* **TASK BRIEF**: Go through the records below and copy out every line holding "Previous".
BEGIN DATA TO USE
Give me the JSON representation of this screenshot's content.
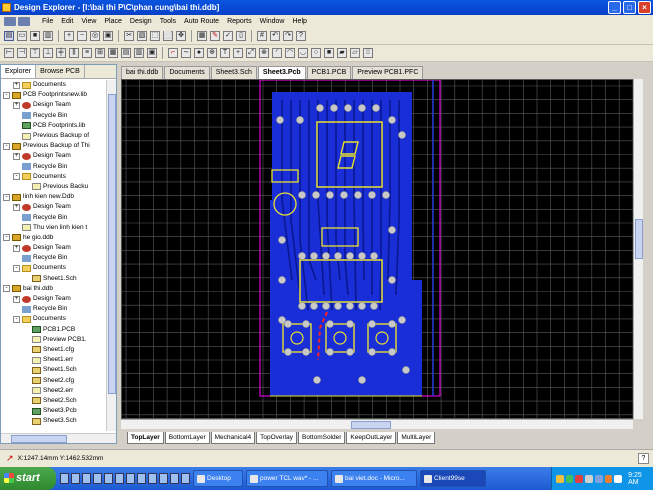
{
  "window": {
    "title": "Design Explorer - [I:\\bai thi P\\C\\phan cung\\bai thi.ddb]",
    "min": "_",
    "max": "□",
    "close": "×"
  },
  "menu": [
    "File",
    "Edit",
    "View",
    "Place",
    "Design",
    "Tools",
    "Auto Route",
    "Reports",
    "Window",
    "Help"
  ],
  "panel": {
    "tabs": [
      "Explorer",
      "Browse PCB"
    ],
    "tree": [
      {
        "indent": 1,
        "exp": "+",
        "icon": "folder",
        "label": "Documents"
      },
      {
        "indent": 0,
        "exp": "-",
        "icon": "ddb",
        "label": "PCB Footprintsnew.lib"
      },
      {
        "indent": 1,
        "exp": "+",
        "icon": "team",
        "label": "Design Team"
      },
      {
        "indent": 1,
        "exp": "",
        "icon": "bin",
        "label": "Recycle Bin"
      },
      {
        "indent": 1,
        "exp": "",
        "icon": "pcb",
        "label": "PCB Footprints.lib"
      },
      {
        "indent": 1,
        "exp": "",
        "icon": "doc",
        "label": "Previous Backup of"
      },
      {
        "indent": 0,
        "exp": "-",
        "icon": "ddb",
        "label": "Previous Backup of Thi"
      },
      {
        "indent": 1,
        "exp": "+",
        "icon": "team",
        "label": "Design Team"
      },
      {
        "indent": 1,
        "exp": "",
        "icon": "bin",
        "label": "Recycle Bin"
      },
      {
        "indent": 1,
        "exp": "-",
        "icon": "folder",
        "label": "Documents"
      },
      {
        "indent": 2,
        "exp": "",
        "icon": "doc",
        "label": "Previous Backu"
      },
      {
        "indent": 0,
        "exp": "-",
        "icon": "ddb",
        "label": "linh kien new.Ddb"
      },
      {
        "indent": 1,
        "exp": "+",
        "icon": "team",
        "label": "Design Team"
      },
      {
        "indent": 1,
        "exp": "",
        "icon": "bin",
        "label": "Recycle Bin"
      },
      {
        "indent": 1,
        "exp": "",
        "icon": "doc",
        "label": "Thu vien linh kien t"
      },
      {
        "indent": 0,
        "exp": "-",
        "icon": "ddb",
        "label": "he gio.ddb"
      },
      {
        "indent": 1,
        "exp": "+",
        "icon": "team",
        "label": "Design Team"
      },
      {
        "indent": 1,
        "exp": "",
        "icon": "bin",
        "label": "Recycle Bin"
      },
      {
        "indent": 1,
        "exp": "-",
        "icon": "folder",
        "label": "Documents"
      },
      {
        "indent": 2,
        "exp": "",
        "icon": "sch",
        "label": "Sheet1.Sch"
      },
      {
        "indent": 0,
        "exp": "-",
        "icon": "ddb",
        "label": "bai thi.ddb"
      },
      {
        "indent": 1,
        "exp": "+",
        "icon": "team",
        "label": "Design Team"
      },
      {
        "indent": 1,
        "exp": "",
        "icon": "bin",
        "label": "Recycle Bin"
      },
      {
        "indent": 1,
        "exp": "-",
        "icon": "folder",
        "label": "Documents"
      },
      {
        "indent": 2,
        "exp": "",
        "icon": "pcb",
        "label": "PCB1.PCB"
      },
      {
        "indent": 2,
        "exp": "",
        "icon": "doc",
        "label": "Preview PCB1."
      },
      {
        "indent": 2,
        "exp": "",
        "icon": "sch",
        "label": "Sheet1.cfg"
      },
      {
        "indent": 2,
        "exp": "",
        "icon": "doc",
        "label": "Sheet1.err"
      },
      {
        "indent": 2,
        "exp": "",
        "icon": "sch",
        "label": "Sheet1.Sch"
      },
      {
        "indent": 2,
        "exp": "",
        "icon": "sch",
        "label": "Sheet2.cfg"
      },
      {
        "indent": 2,
        "exp": "",
        "icon": "doc",
        "label": "Sheet2.err"
      },
      {
        "indent": 2,
        "exp": "",
        "icon": "sch",
        "label": "Sheet2.Sch"
      },
      {
        "indent": 2,
        "exp": "",
        "icon": "pcb",
        "label": "Sheet3.Pcb"
      },
      {
        "indent": 2,
        "exp": "",
        "icon": "sch",
        "label": "Sheet3.Sch"
      }
    ]
  },
  "doc_tabs": [
    "bai thi.ddb",
    "Documents",
    "Sheet3.Sch",
    "Sheet3.Pcb",
    "PCB1.PCB",
    "Preview PCB1.PFC"
  ],
  "active_doc_tab": 3,
  "layer_tabs": [
    "TopLayer",
    "BottomLayer",
    "Mechanical4",
    "TopOverlay",
    "BottomSolder",
    "KeepOutLayer",
    "MultiLayer"
  ],
  "status": {
    "coords": "X:1247.14mm Y:1462.532mm"
  },
  "taskbar": {
    "start": "start",
    "items": [
      "Desktop",
      "power TCL wav* - ...",
      "bai viet.doc - Micro...",
      "Client99se"
    ],
    "time": "9:25 AM"
  },
  "colors": {
    "board_trace": "#1a2ed8",
    "overlay": "#e8e030",
    "pad": "#c8c8c8",
    "keepout": "#ff00ff",
    "grid": "#5a5a5a"
  }
}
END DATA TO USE
* **REPLY**:
        "label": "Previous Backup of"
        "label": "Previous Backup of Thi"
        "label": "Previous Backu"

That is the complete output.